Imperial Technology and 'Native' Agency: A Social History of Railways in Colonial India, 1850–1920 (2018)
This book explores the impact of railways on colonial Indian society from the
commencement of railway operations in the mid-nineteenth to the early decades
of the twentieth century.
The book represents a historiographical departure. Using new archival evidence
as well as travelogues written by Indian railway travellers in Bengali and Hindi,
this book suggests that the impact of railways on colonial Indian society were
more heterogeneous and complex than anticipated either by India's colonial
railway builders or currently assumed by post-colonial scholars.
At a related level, the book argues that this complex outcome of the impact of
railways on colonial Indian society was a product of the interaction between the
colonial context of technology transfer and the Indian railway passengers who
mediated this process at an everyday level. In other words, this book claims
that the colonised 'natives' were not bystanders in this process of imposition of
an imperial technology from above.
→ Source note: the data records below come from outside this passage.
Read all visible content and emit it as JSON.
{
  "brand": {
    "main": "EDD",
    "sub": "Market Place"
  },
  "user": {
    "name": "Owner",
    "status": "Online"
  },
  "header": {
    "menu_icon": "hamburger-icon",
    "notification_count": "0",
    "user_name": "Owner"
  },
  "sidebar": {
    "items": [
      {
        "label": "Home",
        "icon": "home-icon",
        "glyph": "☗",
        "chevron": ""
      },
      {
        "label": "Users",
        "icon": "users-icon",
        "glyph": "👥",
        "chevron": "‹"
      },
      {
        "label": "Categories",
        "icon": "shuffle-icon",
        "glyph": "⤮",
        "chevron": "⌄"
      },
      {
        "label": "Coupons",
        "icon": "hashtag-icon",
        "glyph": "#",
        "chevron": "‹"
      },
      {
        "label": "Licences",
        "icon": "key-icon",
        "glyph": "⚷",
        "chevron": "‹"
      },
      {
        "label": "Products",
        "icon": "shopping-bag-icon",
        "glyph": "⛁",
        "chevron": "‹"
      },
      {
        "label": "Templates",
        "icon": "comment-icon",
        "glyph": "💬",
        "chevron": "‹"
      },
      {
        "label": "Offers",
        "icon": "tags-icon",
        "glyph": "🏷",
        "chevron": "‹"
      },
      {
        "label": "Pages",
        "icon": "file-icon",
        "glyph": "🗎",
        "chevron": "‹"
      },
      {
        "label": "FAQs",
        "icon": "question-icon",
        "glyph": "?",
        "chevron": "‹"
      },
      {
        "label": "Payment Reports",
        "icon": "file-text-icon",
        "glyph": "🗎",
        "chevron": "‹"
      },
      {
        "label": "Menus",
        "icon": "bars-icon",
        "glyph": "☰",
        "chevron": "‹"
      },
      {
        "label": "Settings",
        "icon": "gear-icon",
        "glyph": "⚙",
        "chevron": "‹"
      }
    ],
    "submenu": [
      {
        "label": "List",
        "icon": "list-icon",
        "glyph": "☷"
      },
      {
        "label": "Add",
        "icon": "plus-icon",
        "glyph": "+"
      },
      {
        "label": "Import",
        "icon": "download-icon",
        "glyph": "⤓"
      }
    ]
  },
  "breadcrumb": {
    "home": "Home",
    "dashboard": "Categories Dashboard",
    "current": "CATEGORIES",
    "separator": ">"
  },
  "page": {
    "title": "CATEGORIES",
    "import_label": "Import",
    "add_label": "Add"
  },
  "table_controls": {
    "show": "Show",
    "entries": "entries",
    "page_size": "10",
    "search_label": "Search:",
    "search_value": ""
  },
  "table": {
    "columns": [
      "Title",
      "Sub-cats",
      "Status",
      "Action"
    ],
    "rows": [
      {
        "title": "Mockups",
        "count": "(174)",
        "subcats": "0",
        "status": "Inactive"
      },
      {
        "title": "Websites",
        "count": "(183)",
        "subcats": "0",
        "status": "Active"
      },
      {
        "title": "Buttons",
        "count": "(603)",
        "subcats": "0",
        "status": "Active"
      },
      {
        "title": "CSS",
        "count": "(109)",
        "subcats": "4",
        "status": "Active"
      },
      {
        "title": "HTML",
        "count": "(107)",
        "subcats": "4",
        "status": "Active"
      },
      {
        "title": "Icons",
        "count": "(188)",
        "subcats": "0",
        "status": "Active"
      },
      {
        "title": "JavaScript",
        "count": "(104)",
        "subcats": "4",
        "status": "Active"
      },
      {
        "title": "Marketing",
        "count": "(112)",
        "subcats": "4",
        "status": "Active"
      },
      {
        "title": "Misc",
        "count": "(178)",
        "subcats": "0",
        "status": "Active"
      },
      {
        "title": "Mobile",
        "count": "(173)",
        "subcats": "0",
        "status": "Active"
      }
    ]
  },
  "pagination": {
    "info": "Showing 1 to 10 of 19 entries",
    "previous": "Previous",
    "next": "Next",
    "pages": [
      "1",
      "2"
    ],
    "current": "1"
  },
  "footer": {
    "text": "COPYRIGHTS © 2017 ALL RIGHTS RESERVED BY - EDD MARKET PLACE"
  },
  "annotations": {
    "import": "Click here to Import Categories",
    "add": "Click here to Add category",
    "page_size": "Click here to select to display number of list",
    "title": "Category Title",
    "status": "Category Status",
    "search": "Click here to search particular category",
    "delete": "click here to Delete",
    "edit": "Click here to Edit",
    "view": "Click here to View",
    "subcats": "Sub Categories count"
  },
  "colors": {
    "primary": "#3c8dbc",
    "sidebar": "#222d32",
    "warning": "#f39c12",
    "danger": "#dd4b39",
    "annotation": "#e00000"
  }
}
On the contrary, Indians, both as railway
passengers and otherwise influenced the nature and the direction of the impact of
an oft-celebrated 'tool of Empire'.
The historiographical departures suggested in the book are based on examining
railway spaces as social spaces – a methodological index influenced by Henri
Lefebvre's idea of social spaces as means of control, domination and power.